Once he signs his extension, Clayton Kershaw will be scheduled to make $215 million over the next seven years. According to cbssports.com, Kershaw is scheduled to make $22 million in 2014, followed by $30, $32, $33, $33, $32 and $33 million through 2020 with an opt-out for Kershaw after 2018. According to Cot's, the Cardinals rotation will make roughly $29 million in 2014. Taking a look at Kershaw, his contract, the Cardinals' staff, its contracts, and the next five years show just how effective St. Louis has been building its rotation.

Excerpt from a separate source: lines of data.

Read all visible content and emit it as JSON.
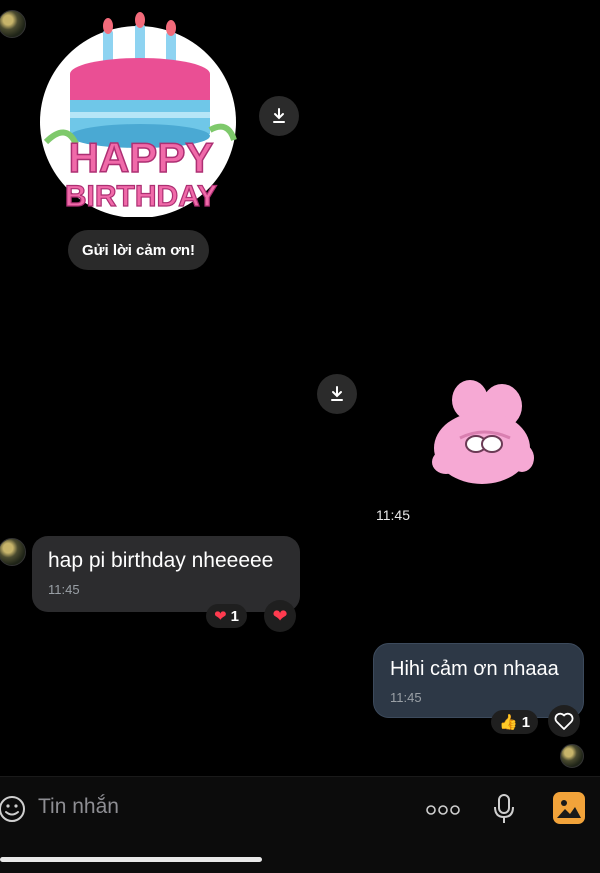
{
  "stickers": {
    "cake_text_1": "HAPPY",
    "cake_text_2": "BIRTHDAY"
  },
  "thank_you_button": "Gửi lời cảm ơn!",
  "time_center": "11:45",
  "messages": [
    {
      "text": "hap pi birthday nheeeee",
      "time": "11:45",
      "reaction_count": "1"
    },
    {
      "text": "Hihi cảm ơn nhaaa",
      "time": "11:45",
      "reaction_count": "1"
    }
  ],
  "composer": {
    "placeholder": "Tin nhắn"
  },
  "colors": {
    "incoming_bubble": "#2c2c2e",
    "outgoing_bubble": "#2d3846",
    "accent": "#f2a33a"
  }
}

While Kershaw is many years younger and has pitched at a slightly higher level than Adam Wainwright, the extension Wainwright signed keeps looking better and better.The Cardinals previously signed Adam Wainwright to an extension that begins this year and will pay him $19.5 million every year through 2018. The Cardinals also have Jaime Garcia signed and Shelby Miller, Lance Lynn, Michael Wacha, and Carlos Martinez under team control through at least 2017.
Here is my very rough projection for the Cardinals' rotation over the next five years.
Garcia has two club options that the Cardinals may decide to exercise if he proves himself, but I inserted the cost-effective Carlos Martinez after Garcia's guaranteed portion of his contract runs out. I hesitated to put anyone in Lynn's spot in 2018 because it is so far into the future so I left it as unknown. While much can, and will, change over the next few years, this should provide an decent idea of what the Cardinals' starting five will look like.
Projecting effectiveness over five years is also a difficult task. I originally planned to use the Oliver projections available at fangraphs, but I instead opted to go with the ZiPS projections for the Dodgers and for the Cardinals and kept them static for five years. Performance will fluctuate, but these projections provided a decent base case for the Cardinals' rotation given their youth and inexperience while providing pretty close to a best case scenario for the Dodgers.
For Kershaw's salary I included a luxury tax adjustment. The Dodgers are likely to be paying the luxury tax (now called the competitive balance tax) every year. They will be paying at a 30% level next season, 40% in 2015 and 50% in 2016 and beyond. The luxury tax uses average annual value (AAV) for tax purposes. I estimated Kershaw's salary would be ⅛ of payroll so I made ⅛ of Kershaw's $30.7 million average annual value ($3.84 million) taxable. For arbitration cases, I put the Cardinals' pitchers at $2 million in the first year, escalating to $7 million and $10 million in subsequent years. See the totals for the Cardinals and Kershaw below along with a graph showing $/zWAR.
With the cost of a win somewhere at $5.45 million and rising ($$), Kershaw could be well worth his contract and more. The Cardinals, even with some conservative projections over the next five years, figure to receive a solid rotation at bargain prices. With Phil Hughes, Edwin Jackson, Jeremy Guthrie all receiving multi-year contracts recently, the Cardinals ability to fill out an effective, modestly-priced rotation has been one of the keys in allowing them to upgrade at other areas of need.